=== Begin Enclosure ===
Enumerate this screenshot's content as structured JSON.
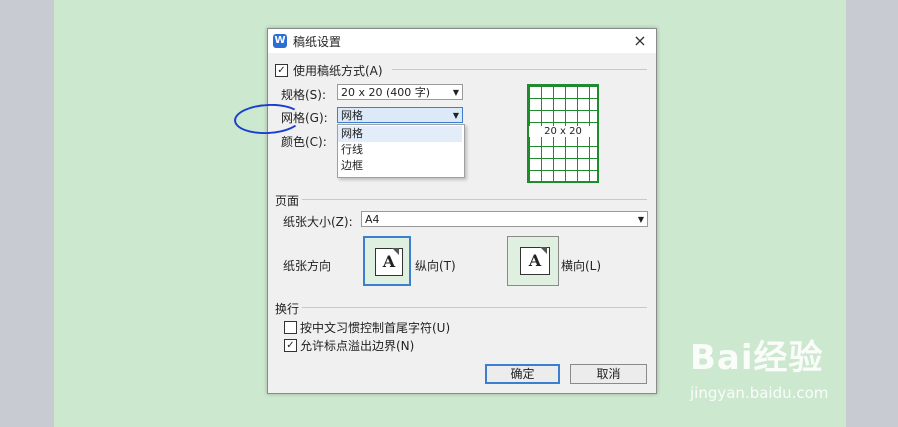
{
  "dialog": {
    "title": "稿纸设置",
    "app_icon_letter": "W",
    "close_glyph": "×"
  },
  "manuscript": {
    "use_label": "使用稿纸方式(A)",
    "use_checked": true,
    "spec_label": "规格(S):",
    "spec_value": "20 x 20 (400 字)",
    "grid_label": "网格(G):",
    "grid_value": "网格",
    "grid_options": [
      "网格",
      "行线",
      "边框"
    ],
    "color_label": "颜色(C):",
    "preview_text": "20 x 20"
  },
  "page": {
    "section_label": "页面",
    "size_label": "纸张大小(Z):",
    "size_value": "A4",
    "orientation_label": "纸张方向",
    "portrait_label": "纵向(T)",
    "landscape_label": "横向(L)",
    "orientation_glyph": "A",
    "selected_orientation": "portrait"
  },
  "wrap": {
    "section_label": "换行",
    "option1_label": "按中文习惯控制首尾字符(U)",
    "option1_checked": false,
    "option2_label": "允许标点溢出边界(N)",
    "option2_checked": true
  },
  "buttons": {
    "ok": "确定",
    "cancel": "取消"
  },
  "watermark": {
    "brand": "Bai经验",
    "url": "jingyan.baidu.com"
  },
  "colors": {
    "page_background": "#cce8cf",
    "side_background": "#c8cbd2",
    "preview_green": "#1f8a2e",
    "focus_blue": "#3c7fd1",
    "annotation_blue": "#1a3fd0"
  }
}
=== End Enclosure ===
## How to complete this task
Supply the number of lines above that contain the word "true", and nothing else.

## Response area
2